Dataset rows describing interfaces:
******************************
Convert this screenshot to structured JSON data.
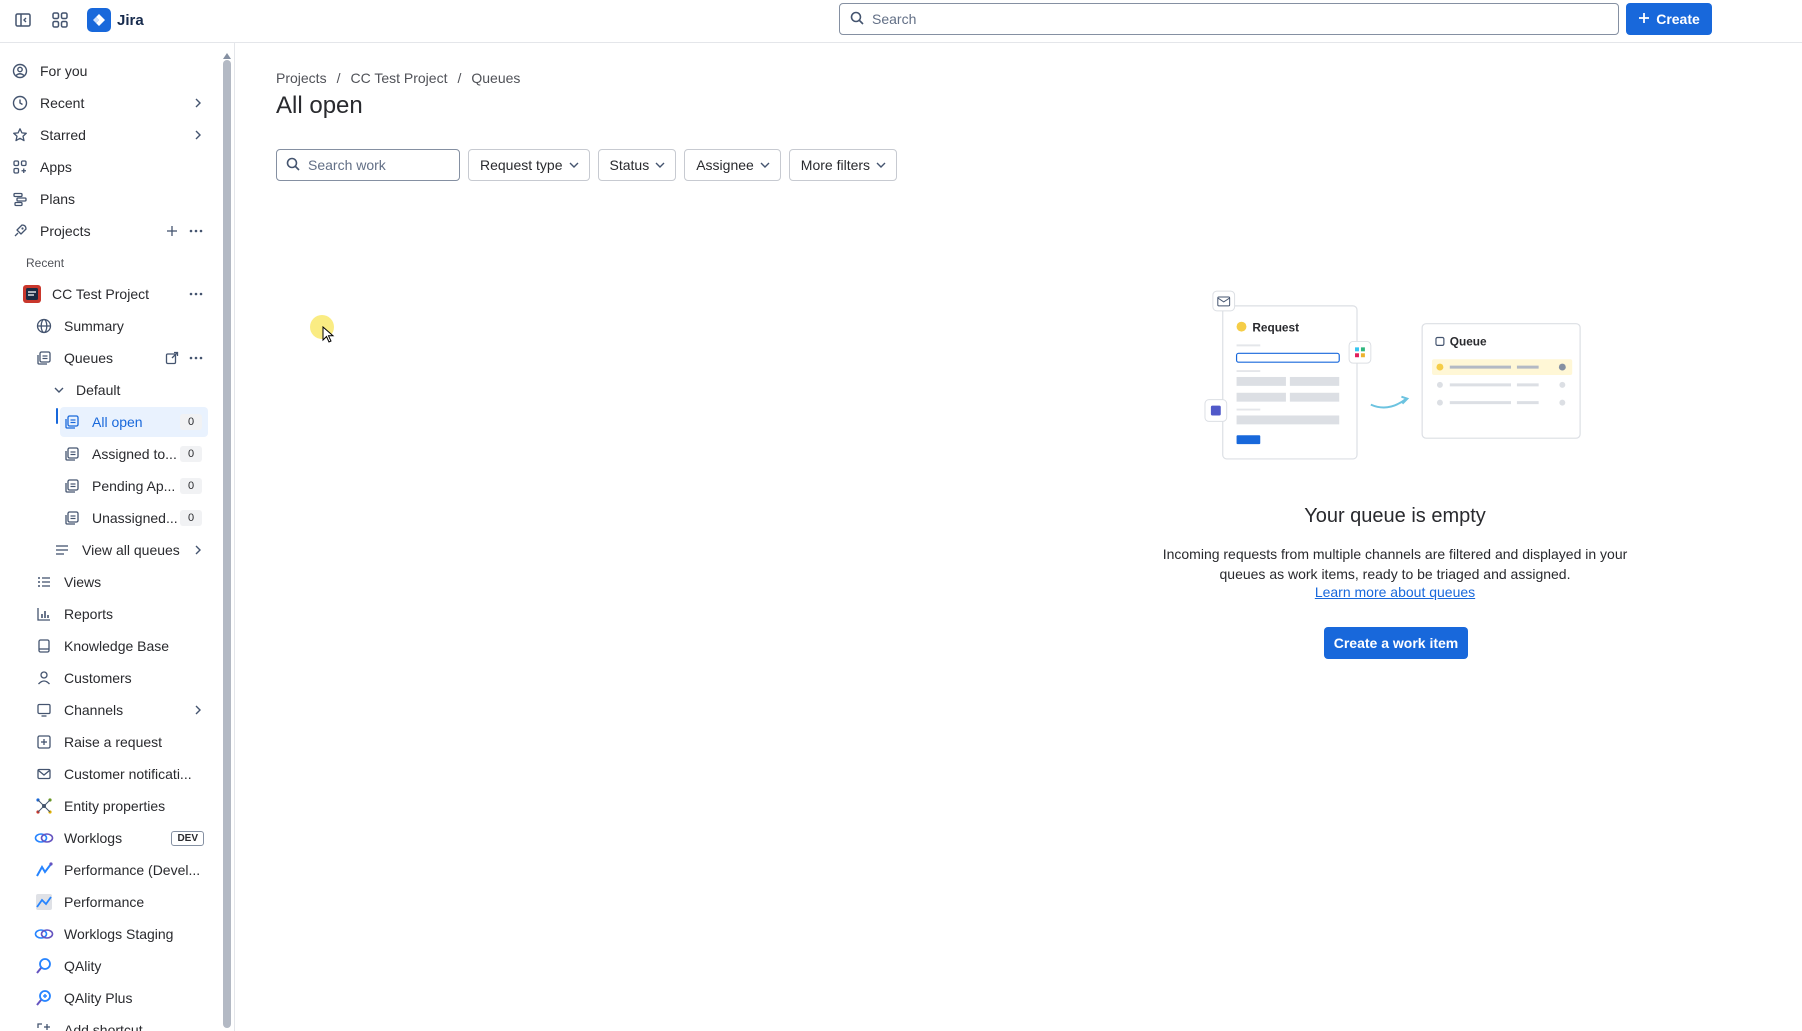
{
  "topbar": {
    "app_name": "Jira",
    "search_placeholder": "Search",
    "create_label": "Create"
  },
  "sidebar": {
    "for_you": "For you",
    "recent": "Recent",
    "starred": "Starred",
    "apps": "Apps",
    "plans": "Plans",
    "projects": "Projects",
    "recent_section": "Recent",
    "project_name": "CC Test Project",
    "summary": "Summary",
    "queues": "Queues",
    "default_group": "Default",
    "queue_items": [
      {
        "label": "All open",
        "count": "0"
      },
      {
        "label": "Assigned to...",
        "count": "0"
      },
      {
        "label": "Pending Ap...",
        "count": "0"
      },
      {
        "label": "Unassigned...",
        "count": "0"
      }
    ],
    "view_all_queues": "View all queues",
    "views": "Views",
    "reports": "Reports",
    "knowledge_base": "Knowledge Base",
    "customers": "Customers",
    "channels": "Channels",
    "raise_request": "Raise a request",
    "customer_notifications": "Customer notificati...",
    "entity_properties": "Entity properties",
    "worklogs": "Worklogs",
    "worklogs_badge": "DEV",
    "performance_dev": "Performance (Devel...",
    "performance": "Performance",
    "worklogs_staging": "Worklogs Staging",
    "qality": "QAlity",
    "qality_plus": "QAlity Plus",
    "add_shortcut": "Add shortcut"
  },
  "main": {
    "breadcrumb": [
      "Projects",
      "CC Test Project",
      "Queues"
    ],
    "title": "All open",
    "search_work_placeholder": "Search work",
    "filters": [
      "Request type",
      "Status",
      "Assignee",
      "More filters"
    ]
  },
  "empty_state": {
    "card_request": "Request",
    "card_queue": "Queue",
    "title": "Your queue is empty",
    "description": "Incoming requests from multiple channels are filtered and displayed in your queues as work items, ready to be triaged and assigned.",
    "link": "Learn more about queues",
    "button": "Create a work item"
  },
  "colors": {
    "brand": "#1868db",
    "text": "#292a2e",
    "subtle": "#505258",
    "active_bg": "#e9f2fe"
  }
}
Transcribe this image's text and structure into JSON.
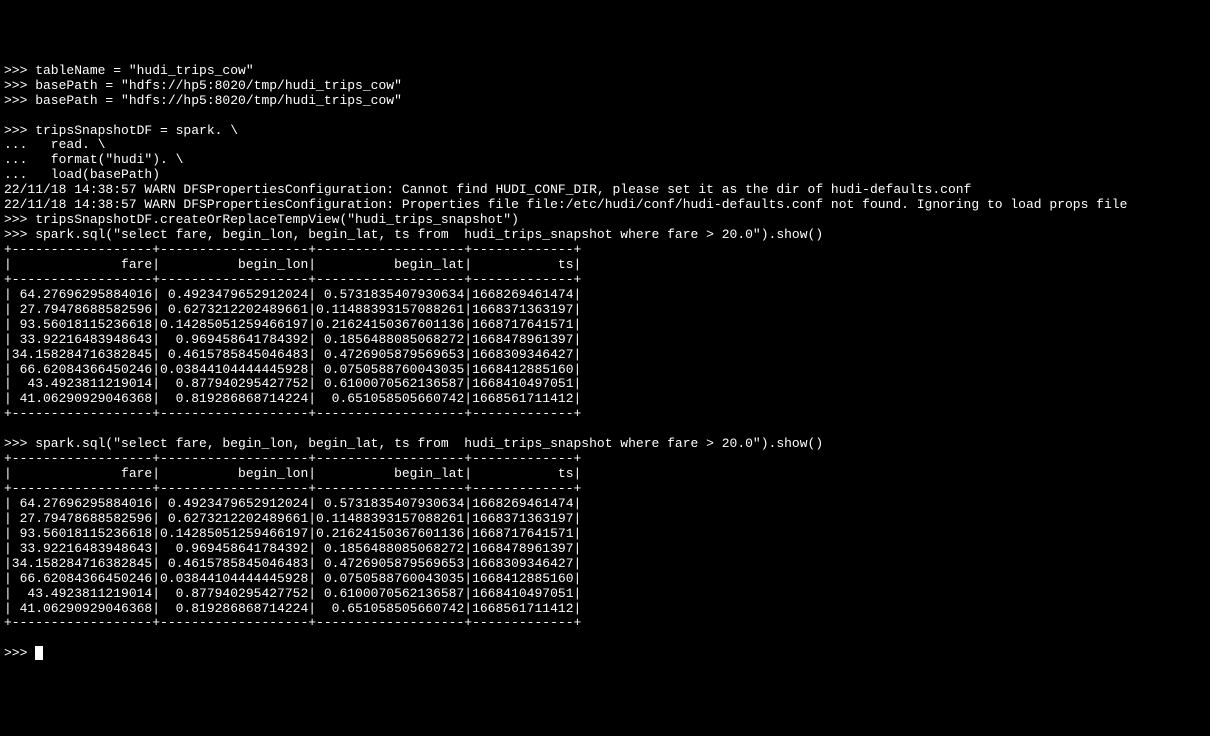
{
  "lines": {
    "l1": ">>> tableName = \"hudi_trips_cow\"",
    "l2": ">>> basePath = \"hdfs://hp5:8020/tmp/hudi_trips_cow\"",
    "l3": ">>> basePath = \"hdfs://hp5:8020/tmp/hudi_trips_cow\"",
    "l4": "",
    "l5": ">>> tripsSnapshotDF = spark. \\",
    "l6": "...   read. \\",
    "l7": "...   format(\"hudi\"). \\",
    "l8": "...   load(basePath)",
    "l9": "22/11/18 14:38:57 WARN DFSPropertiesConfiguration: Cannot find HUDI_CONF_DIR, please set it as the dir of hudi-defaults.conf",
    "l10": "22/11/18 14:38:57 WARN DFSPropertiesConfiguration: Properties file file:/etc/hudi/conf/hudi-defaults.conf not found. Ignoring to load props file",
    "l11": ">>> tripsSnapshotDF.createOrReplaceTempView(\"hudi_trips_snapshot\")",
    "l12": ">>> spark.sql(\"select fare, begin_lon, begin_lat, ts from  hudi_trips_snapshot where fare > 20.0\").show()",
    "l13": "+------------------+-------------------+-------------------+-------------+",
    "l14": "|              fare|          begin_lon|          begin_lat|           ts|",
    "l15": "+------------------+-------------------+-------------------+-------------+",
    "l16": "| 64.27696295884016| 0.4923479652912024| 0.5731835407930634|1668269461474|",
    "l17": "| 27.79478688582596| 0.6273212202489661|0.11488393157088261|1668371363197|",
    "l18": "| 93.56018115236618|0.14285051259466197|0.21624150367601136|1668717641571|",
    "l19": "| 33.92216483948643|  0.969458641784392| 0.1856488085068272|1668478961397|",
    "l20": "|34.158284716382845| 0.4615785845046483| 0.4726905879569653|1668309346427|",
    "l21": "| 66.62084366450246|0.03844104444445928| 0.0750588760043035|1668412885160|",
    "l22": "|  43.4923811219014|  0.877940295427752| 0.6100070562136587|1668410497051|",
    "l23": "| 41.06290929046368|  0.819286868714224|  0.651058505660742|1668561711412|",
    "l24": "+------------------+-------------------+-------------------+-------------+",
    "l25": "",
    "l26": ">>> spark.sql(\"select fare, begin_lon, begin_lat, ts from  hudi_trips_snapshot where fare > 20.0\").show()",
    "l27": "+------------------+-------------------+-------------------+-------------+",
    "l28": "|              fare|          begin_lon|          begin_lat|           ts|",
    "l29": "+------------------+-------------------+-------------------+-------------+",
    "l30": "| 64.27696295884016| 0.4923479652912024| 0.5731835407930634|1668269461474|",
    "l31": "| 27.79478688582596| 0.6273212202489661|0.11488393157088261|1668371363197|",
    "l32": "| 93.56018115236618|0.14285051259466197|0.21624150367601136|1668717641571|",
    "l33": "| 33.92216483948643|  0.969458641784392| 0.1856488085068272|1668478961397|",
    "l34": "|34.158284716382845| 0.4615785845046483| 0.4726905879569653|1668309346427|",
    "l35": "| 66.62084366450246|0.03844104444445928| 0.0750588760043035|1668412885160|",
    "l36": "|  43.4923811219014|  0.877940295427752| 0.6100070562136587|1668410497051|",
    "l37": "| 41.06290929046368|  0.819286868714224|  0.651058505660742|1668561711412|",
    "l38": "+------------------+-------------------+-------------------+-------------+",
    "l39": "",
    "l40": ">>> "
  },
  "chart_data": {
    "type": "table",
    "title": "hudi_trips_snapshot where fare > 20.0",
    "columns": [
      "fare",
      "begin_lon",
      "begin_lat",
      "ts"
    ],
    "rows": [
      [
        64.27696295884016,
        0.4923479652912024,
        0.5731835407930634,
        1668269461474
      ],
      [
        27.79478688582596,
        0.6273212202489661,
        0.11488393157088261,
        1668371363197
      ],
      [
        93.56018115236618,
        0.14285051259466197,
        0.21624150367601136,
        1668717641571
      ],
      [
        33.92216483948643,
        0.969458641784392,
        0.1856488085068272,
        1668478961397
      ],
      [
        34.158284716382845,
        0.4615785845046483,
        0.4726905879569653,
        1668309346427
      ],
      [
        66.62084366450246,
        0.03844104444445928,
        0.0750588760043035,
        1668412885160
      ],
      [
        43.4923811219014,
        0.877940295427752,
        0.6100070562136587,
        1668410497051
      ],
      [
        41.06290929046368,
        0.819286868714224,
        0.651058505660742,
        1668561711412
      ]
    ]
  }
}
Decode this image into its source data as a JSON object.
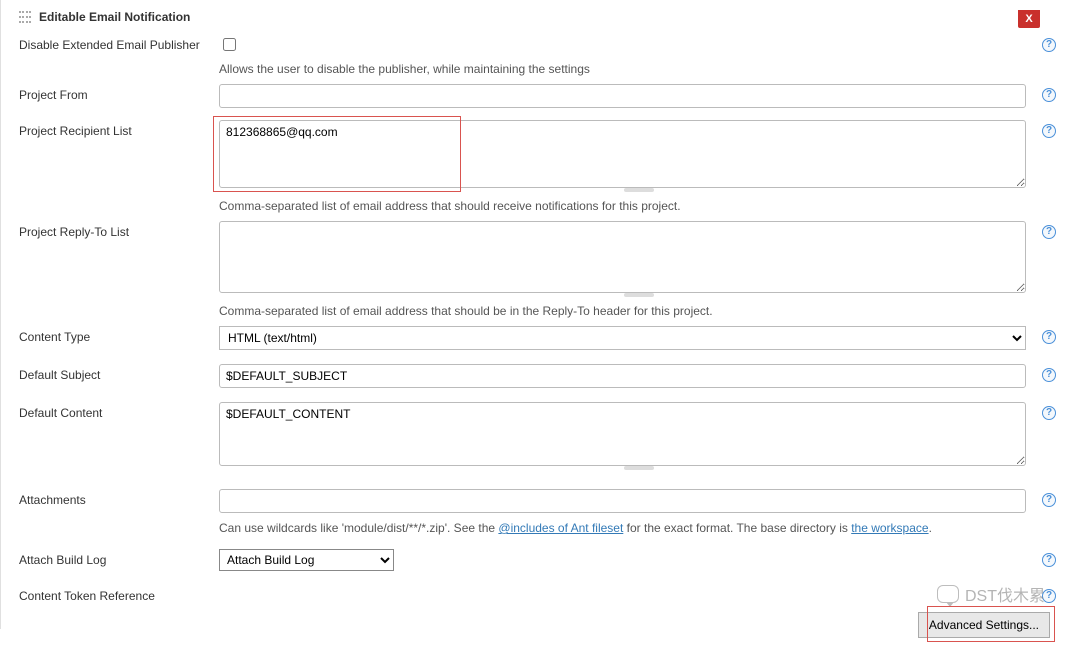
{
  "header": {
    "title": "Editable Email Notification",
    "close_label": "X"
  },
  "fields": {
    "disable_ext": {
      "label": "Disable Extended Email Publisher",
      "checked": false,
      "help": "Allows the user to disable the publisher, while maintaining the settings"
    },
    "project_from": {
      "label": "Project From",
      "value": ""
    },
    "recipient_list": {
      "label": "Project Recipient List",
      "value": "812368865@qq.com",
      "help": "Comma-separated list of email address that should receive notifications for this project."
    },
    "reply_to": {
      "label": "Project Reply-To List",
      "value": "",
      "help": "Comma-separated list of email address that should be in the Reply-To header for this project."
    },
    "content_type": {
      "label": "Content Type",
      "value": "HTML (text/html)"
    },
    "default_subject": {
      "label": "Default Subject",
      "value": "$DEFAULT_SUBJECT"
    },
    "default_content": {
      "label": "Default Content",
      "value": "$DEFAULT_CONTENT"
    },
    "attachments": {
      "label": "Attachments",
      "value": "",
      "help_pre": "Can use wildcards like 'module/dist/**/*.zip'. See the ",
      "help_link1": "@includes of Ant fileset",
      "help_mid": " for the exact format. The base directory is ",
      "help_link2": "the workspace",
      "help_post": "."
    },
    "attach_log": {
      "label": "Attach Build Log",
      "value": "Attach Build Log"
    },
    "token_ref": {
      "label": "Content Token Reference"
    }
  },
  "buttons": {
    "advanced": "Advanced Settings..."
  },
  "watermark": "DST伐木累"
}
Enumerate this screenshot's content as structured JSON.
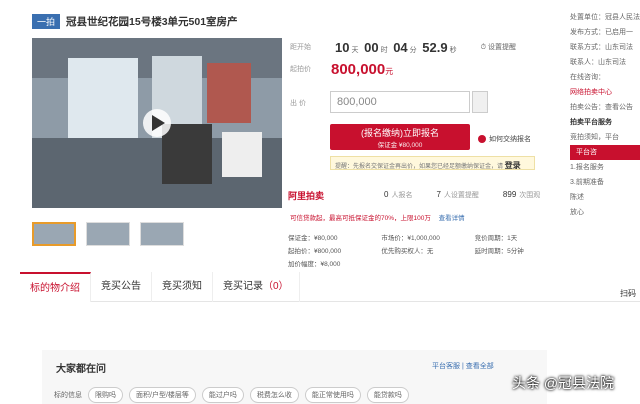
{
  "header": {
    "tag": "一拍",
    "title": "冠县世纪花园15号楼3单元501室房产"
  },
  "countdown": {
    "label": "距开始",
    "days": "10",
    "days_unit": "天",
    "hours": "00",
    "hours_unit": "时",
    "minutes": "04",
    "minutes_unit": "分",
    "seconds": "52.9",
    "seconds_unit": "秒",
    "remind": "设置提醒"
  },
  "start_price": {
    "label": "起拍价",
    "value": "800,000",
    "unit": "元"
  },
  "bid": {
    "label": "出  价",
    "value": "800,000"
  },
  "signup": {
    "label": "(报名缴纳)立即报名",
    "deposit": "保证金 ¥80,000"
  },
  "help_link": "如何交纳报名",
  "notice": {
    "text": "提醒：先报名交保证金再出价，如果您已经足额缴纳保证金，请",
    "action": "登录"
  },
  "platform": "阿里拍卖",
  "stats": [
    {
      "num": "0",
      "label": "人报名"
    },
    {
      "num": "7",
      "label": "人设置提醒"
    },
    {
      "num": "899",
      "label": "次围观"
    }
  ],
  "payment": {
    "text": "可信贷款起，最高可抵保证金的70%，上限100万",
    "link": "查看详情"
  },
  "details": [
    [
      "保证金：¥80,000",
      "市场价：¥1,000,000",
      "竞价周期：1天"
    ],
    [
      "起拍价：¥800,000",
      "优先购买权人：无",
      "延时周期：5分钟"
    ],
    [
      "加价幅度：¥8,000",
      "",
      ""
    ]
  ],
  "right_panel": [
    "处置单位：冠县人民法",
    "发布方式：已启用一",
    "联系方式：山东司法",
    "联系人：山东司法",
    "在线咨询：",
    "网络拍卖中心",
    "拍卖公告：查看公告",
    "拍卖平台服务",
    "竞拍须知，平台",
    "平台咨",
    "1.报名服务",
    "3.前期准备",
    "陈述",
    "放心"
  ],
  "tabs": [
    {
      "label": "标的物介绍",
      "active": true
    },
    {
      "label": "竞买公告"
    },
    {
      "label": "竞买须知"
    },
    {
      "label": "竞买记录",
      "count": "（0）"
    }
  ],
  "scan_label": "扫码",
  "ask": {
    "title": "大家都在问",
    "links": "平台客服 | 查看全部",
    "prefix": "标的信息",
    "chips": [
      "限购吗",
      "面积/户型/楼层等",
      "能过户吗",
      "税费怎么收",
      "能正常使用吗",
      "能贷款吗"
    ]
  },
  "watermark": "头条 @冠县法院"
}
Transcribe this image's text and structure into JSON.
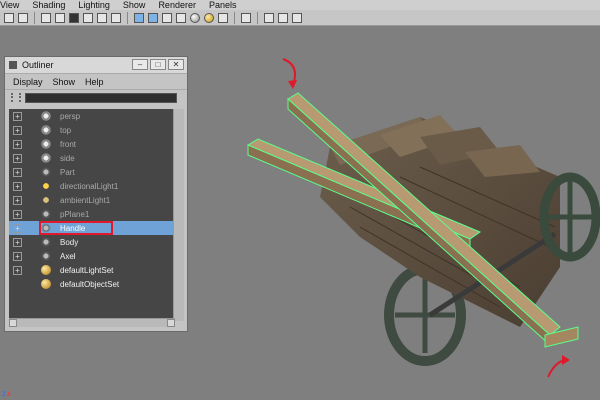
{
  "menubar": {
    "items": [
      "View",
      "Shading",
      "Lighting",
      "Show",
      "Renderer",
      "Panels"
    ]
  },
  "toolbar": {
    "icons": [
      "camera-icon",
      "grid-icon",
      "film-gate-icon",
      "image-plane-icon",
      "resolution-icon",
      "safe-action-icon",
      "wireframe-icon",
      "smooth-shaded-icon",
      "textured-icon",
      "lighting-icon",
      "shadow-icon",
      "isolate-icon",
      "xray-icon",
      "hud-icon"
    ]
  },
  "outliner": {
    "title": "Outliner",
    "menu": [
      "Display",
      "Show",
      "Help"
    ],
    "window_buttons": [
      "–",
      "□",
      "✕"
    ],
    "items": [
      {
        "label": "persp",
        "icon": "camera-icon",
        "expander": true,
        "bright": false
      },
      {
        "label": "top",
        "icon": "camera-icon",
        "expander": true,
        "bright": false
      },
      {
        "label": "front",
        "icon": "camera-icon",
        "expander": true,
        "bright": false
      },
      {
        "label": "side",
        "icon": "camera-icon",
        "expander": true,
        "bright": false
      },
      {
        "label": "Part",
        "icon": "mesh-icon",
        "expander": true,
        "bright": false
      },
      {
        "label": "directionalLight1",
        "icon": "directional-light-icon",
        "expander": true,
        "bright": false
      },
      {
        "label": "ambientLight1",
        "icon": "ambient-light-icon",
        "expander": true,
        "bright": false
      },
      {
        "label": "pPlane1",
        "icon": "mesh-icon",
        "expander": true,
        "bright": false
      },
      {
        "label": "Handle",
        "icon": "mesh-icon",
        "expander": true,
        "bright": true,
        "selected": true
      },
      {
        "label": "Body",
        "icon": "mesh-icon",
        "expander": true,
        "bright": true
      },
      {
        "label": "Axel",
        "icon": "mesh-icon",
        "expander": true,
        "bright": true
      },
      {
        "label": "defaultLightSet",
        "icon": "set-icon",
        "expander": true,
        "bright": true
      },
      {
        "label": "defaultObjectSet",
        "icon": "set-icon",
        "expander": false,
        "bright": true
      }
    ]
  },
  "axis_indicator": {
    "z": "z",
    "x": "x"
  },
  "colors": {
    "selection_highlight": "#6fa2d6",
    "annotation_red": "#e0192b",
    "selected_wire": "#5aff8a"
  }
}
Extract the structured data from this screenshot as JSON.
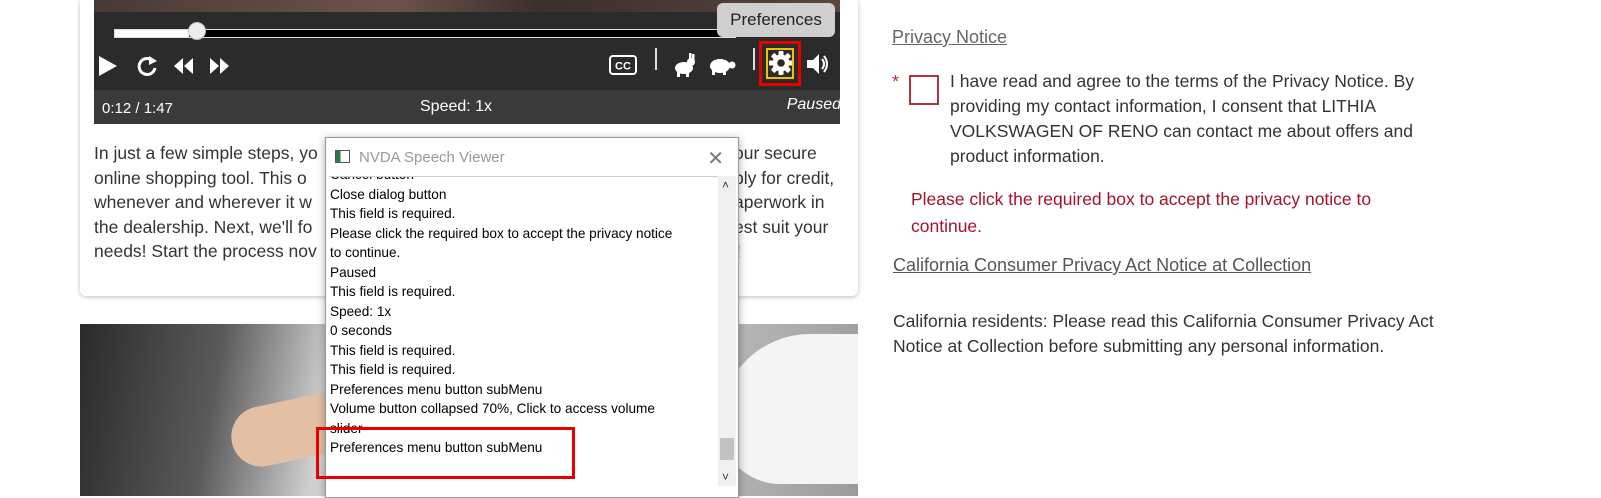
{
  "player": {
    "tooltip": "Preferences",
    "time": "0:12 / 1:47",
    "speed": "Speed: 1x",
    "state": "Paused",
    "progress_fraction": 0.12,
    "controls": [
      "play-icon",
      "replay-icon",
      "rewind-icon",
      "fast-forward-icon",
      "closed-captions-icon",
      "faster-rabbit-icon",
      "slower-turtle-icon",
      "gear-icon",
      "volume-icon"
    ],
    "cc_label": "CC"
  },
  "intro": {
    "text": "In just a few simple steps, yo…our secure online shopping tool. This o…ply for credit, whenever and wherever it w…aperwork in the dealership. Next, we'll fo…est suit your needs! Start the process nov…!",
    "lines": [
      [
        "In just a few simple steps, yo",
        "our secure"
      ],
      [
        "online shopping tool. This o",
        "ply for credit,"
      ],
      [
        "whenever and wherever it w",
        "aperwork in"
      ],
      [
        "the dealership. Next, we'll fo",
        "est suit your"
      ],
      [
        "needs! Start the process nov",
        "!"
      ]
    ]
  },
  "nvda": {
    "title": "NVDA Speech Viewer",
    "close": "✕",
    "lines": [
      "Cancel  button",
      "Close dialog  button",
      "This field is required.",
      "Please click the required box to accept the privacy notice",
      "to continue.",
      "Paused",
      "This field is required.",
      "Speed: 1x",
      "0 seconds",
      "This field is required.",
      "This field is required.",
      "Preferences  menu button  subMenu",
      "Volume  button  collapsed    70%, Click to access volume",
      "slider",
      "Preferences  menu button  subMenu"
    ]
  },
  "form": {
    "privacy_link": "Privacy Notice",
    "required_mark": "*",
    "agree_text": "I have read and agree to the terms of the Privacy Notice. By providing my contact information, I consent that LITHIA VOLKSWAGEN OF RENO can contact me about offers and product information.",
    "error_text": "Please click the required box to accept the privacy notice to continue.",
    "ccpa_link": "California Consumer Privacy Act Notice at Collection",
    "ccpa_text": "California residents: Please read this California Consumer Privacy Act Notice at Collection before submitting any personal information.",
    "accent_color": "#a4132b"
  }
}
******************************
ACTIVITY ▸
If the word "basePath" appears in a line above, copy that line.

OUTPUT BELOW ▸
    "l2": ">>> basePath = \"hdfs://hp5:8020/tmp/hudi_trips_cow\"",
    "l3": ">>> basePath = \"hdfs://hp5:8020/tmp/hudi_trips_cow\"",
    "l8": "...   load(basePath)",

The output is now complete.